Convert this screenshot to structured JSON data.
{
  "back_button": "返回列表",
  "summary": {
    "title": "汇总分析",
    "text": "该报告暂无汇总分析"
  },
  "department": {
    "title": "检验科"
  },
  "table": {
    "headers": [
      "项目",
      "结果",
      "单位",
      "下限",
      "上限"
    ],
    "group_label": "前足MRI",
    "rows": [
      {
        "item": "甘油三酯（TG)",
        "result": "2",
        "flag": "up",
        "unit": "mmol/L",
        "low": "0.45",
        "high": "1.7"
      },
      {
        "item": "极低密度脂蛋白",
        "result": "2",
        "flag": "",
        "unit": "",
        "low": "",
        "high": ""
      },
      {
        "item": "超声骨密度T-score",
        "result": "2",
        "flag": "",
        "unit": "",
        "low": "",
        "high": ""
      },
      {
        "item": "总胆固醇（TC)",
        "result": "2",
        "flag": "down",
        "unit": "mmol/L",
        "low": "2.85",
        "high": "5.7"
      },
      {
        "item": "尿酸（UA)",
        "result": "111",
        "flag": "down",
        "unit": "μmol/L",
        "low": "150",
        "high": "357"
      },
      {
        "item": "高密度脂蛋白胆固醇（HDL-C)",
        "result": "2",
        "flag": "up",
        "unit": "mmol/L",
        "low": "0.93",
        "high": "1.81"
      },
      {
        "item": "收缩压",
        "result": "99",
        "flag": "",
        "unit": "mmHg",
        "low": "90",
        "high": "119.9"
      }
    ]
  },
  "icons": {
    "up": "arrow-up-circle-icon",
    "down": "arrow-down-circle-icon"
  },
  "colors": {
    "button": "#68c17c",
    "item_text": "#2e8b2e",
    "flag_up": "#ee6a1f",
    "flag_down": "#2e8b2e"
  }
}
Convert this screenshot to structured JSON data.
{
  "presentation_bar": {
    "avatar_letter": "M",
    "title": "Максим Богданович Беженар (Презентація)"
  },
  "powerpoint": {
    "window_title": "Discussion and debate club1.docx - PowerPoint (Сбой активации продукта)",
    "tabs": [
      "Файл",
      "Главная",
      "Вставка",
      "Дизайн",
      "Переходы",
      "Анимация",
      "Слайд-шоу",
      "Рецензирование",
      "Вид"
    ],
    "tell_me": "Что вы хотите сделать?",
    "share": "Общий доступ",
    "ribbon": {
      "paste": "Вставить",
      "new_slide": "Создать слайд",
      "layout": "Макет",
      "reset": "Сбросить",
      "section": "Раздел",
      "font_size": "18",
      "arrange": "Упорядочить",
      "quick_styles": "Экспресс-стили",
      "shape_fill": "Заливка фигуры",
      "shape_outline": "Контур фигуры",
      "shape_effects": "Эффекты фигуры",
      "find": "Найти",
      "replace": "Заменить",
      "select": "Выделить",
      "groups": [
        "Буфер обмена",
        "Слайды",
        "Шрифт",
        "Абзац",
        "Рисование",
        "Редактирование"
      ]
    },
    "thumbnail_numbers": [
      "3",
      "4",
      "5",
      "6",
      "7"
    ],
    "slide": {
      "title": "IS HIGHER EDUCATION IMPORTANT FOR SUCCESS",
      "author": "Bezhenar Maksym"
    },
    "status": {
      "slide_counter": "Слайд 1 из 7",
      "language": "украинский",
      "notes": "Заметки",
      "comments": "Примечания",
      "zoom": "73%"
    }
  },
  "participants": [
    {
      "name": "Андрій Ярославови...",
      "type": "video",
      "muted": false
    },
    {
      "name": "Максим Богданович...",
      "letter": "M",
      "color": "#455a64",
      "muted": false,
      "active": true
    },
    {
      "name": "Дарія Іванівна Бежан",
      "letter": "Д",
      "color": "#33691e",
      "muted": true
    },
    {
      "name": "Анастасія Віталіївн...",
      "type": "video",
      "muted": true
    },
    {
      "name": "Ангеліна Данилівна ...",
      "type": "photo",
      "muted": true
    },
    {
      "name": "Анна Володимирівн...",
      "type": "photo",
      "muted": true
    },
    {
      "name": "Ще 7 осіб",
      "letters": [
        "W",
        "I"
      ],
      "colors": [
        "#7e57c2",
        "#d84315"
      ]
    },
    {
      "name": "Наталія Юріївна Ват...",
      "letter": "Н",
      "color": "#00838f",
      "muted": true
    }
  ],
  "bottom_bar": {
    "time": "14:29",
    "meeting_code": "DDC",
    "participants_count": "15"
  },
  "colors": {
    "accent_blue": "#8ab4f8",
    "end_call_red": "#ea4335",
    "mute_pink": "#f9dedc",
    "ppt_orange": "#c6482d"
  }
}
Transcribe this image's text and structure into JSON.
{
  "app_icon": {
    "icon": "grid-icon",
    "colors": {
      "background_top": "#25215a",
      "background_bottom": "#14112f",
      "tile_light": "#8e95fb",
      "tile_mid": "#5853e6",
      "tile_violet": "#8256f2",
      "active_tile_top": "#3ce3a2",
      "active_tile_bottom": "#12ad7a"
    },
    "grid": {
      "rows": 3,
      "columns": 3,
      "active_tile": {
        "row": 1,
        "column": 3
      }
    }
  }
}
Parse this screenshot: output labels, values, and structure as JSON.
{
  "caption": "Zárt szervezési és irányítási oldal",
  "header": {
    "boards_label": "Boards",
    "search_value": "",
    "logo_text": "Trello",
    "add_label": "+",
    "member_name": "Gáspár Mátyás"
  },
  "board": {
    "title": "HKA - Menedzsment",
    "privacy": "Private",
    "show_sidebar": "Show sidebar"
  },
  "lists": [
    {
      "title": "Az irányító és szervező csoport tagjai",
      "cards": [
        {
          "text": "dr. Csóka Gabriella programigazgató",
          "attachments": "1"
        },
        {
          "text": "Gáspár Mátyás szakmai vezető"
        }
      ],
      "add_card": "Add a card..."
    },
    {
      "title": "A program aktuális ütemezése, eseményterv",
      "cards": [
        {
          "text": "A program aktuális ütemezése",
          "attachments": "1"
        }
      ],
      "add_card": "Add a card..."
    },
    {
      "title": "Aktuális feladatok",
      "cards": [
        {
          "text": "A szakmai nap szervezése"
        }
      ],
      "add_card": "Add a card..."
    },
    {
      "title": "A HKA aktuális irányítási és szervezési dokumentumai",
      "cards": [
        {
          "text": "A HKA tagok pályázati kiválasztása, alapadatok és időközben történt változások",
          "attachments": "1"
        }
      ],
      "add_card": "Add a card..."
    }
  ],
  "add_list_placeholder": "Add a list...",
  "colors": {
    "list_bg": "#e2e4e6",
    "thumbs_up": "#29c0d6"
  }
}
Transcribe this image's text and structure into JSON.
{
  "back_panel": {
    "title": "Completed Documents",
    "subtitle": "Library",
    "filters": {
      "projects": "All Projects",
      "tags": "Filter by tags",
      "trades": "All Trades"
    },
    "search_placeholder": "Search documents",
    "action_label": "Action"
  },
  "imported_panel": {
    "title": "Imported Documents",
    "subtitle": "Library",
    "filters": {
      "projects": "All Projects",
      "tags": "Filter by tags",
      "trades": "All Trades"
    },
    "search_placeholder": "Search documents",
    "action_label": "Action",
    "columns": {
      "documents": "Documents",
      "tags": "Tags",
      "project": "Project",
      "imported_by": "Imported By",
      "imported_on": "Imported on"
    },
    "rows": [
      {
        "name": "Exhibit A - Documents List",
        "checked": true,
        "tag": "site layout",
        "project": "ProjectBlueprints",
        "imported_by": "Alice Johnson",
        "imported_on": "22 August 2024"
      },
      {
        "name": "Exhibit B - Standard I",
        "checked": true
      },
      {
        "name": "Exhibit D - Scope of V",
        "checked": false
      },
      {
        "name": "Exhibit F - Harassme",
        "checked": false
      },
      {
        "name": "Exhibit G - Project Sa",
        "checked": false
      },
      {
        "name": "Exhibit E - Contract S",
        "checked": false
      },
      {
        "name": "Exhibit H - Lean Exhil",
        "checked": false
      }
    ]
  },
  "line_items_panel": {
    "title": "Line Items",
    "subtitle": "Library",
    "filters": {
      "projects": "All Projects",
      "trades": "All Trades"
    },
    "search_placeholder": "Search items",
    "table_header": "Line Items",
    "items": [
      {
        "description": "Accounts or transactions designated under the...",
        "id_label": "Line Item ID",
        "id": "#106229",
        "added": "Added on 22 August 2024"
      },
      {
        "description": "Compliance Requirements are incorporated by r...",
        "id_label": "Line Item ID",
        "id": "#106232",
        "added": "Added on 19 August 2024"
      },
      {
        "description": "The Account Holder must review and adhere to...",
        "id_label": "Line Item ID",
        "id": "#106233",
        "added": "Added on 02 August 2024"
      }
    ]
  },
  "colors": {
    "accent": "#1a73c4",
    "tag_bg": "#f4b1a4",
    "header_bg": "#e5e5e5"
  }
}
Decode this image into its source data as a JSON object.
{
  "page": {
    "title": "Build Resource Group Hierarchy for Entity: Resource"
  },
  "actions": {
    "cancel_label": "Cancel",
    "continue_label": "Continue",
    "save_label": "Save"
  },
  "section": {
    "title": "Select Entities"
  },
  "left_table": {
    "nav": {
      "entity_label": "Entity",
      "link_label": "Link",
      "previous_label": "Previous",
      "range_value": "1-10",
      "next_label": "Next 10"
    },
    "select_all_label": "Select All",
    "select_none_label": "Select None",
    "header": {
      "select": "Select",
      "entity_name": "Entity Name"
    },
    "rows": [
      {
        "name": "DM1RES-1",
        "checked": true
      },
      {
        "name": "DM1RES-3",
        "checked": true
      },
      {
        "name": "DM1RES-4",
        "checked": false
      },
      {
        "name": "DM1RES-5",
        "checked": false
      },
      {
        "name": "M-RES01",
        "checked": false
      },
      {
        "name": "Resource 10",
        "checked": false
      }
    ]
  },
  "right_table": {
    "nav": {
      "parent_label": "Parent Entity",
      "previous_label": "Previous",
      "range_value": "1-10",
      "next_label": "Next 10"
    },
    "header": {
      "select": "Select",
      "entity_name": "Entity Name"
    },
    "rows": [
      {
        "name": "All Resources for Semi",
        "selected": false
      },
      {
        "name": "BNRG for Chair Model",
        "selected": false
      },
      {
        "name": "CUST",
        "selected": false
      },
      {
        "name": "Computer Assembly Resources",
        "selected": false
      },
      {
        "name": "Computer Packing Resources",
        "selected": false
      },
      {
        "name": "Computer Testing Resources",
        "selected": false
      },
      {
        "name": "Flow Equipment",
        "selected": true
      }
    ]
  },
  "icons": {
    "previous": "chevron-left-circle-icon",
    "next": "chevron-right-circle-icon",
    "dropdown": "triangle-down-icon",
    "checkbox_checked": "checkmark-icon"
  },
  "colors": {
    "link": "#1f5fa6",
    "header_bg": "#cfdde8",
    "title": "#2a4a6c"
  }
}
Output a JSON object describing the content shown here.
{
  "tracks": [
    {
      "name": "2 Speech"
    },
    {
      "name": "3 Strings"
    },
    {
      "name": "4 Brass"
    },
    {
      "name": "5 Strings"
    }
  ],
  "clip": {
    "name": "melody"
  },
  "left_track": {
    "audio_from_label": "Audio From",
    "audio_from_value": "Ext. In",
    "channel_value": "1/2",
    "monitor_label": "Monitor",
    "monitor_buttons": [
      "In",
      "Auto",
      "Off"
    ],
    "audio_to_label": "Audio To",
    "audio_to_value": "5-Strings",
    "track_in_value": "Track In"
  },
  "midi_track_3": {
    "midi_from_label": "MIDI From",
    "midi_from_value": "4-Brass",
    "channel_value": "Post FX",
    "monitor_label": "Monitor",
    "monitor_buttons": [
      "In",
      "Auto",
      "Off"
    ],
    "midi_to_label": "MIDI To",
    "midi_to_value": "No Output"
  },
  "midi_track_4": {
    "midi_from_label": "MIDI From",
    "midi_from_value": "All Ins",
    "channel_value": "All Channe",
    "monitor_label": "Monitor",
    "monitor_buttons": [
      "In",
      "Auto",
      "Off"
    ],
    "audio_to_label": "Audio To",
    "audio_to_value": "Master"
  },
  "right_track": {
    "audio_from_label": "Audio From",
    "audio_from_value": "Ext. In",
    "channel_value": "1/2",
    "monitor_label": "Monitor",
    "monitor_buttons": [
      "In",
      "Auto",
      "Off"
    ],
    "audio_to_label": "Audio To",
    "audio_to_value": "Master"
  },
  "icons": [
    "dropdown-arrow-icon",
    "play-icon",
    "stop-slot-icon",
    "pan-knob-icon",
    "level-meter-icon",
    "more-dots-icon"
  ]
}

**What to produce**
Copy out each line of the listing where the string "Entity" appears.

**Exercise response**
    "title": "Build Resource Group Hierarchy for Entity: Resource"
      "entity_label": "Entity",
      "entity_name": "Entity Name"
      "parent_label": "Parent Entity",
      "entity_name": "Entity Name"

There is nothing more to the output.